Asbestos building products were widely popular across the globe in the 1940-1970s. That’s because of the many benefits were offered by these products: flexibility, strength, and insulation properties of asbestos are far superior to most other building products. But with research revealing the devastating effects of asbestos on human health, the material was finally banned in 1977.

The widespread use of asbestos has left a nasty legacy with millions of homes around the world containing asbestos products. If your home was built before the 1980s, your home is sure to contain asbestos materials. If so, you should be cautious when deciding to repair or renovate your home. This article provides information on what you need to look out for when renovating your asbestos-containing home.

Asbestos and Health

You’ve probably seen the commercial above about mesothelioma and workers who may be compensated. Well, that’s because of the devastating effects of asbestos on human health.  Breathing in asbestos dust is dangerous and it can cause various respiratory illnesses like mesothelioma, lung cancer, and asbestosis. The more you inhale asbestos dust, the more prone you are to one of these illnesses.

Where is asbestos found in my home?

If your home was built before 1977, it likely contains asbestos products in the following areas:

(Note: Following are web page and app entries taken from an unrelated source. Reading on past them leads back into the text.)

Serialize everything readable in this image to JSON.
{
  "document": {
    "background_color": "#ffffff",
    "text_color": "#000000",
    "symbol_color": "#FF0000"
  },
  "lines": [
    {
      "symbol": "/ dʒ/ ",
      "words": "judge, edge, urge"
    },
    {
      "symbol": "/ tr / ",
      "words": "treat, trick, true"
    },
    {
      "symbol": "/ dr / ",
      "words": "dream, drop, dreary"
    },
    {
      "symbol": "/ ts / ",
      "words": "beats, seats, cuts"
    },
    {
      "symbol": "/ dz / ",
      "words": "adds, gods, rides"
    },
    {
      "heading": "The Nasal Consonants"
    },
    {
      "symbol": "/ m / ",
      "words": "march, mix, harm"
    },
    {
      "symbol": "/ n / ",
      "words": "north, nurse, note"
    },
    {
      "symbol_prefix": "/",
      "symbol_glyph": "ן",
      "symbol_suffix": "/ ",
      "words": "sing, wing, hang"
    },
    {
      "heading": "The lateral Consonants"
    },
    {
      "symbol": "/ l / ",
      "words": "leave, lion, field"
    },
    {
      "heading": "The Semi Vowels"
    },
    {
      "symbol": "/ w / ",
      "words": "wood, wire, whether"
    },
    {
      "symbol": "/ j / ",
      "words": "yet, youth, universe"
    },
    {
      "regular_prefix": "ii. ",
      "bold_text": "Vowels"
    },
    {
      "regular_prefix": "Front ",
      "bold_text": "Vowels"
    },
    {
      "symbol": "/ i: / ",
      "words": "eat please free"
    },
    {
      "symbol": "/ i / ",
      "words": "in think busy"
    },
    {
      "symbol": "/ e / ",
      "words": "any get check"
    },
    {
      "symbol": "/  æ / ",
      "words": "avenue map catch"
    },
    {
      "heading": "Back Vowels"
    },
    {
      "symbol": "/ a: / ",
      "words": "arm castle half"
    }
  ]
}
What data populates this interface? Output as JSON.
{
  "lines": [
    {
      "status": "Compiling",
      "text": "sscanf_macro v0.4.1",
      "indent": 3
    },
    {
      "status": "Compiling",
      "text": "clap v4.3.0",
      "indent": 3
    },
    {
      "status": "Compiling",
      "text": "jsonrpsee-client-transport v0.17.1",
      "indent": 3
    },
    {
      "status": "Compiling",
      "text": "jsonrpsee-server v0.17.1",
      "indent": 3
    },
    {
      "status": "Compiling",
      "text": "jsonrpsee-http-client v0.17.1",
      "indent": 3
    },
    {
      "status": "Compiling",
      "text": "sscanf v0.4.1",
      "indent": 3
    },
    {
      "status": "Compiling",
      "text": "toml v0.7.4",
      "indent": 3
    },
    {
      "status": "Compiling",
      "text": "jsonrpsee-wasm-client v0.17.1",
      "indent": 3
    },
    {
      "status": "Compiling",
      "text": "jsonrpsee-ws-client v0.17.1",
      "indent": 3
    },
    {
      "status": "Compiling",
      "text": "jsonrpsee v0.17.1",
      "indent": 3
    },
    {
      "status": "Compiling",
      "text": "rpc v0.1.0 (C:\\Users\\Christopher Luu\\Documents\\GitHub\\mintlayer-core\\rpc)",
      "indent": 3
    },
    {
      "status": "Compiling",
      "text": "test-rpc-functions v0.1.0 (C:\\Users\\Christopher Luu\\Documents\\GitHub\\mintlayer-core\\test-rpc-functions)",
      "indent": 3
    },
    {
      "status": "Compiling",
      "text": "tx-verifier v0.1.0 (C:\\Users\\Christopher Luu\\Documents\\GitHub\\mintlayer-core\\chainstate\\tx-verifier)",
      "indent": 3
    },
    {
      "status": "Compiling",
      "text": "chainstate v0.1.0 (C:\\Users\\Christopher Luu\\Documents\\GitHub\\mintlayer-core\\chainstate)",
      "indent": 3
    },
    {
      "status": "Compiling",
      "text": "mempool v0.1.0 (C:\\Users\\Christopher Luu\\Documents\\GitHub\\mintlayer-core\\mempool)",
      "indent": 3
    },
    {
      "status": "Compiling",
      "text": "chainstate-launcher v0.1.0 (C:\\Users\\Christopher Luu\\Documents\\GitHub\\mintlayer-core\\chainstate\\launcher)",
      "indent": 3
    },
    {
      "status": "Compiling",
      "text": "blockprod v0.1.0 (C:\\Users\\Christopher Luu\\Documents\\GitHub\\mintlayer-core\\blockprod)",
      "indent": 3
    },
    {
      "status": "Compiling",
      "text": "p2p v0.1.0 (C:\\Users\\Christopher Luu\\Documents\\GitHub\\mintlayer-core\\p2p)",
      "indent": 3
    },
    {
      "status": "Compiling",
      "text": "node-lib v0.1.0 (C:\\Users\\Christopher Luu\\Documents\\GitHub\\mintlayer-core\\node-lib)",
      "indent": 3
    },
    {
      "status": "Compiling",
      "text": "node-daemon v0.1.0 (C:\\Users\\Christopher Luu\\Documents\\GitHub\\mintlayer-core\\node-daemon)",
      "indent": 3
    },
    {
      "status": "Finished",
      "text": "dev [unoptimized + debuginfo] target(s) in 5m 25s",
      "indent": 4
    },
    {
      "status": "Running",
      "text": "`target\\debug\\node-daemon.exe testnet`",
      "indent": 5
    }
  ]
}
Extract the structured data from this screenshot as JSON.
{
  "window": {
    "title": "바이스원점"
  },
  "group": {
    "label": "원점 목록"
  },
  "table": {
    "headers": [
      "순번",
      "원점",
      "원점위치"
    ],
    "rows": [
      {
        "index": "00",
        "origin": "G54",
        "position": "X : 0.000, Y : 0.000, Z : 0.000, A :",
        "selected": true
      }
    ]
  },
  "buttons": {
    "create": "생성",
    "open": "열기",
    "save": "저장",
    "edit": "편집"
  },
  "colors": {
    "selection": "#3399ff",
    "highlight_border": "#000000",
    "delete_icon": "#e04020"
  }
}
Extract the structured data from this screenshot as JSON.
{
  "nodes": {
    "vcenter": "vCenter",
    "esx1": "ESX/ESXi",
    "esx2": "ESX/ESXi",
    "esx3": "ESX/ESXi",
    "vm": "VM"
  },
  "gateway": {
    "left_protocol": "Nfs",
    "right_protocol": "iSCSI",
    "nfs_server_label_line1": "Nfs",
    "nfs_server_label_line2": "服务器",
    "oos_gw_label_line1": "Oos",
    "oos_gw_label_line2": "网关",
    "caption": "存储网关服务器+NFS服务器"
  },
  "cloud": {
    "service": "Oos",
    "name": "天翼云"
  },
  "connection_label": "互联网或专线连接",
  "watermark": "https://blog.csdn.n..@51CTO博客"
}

  • roofing (flat roofs more commonly)
  • insulation
  • flooring – vinyl or linoleum and glue adhesive
  • fiber siding
  • window caulk
  • water piping
  • some paints (more likely will need to check for lead paint)
  • soundproofing
  • oil/coal furnace door gaskets

See this awesome graphic below for more places asbestos may be hiding:

Asbestos products in the home

Good news and Bad news about Asbestos

The good news is, asbestos doesn’t present any risk until the material is disturbed. If your home currently has some of the above products, as long as you’re not disturbing them, you should be fine.

The bad news is, if you plan on renovating your home or replacing something simple like the vinyl flooring, you may be in for some costly repairs. Before you start any DIY repair or renovation project in your home where asbestos is present, you need to assess the size of the project and how you will dispose of the asbestos material safely. The best thing is to work with a licensed asbestos removal company in Columbus.

Professional Asbestos Removal is Required

Because of the dangers of asbestos, local government offices require special licenses for contractors to be able to removed asbestos material.  Hiring a licensed contractor will ensure all applicable tests are performed, the material is removed and disposed of in a scientific manner, and you or your loved ones are protected during such a process. The best way to find the right contractor is through the EPA office here in Columbus.

A few of the items required from by contractor during asbestos removal are approved respirators, disposable clothing, and HEPA vacuums. These will be just a few of the points checked by the asbestos inspector.

Cost of removal is obviously a factor and can increase when the company has to remove hidden asbestos under the roof sheets and other inconvenient areas of the building. But this DIY project is one you’ll want to skip so your long-term health isn’t affected.

Proof of Asbestos Removal when you Sell your House

DIY projects are great but often the quality of work may be a question by the future buyer. This is especially true when it comes to asbestos removal. When you go to sell your home in Columbus, you want the future buyers to know with 100% certainty that the asbestos in the home has been properly removed and they will never have any health issues. With proof of asbestos removal completed by a licensed contractor and the work inspected by the proper authorities, these documents will give your buyers confidence and help you sell your home quickly.

If you need help selling your home or your home has asbestos and you want to sell without hiring a contractor, give Recrafted Real Estate a call. We can buy your home in as-is condition, saving you thousands of dollars in unnecessary repairs.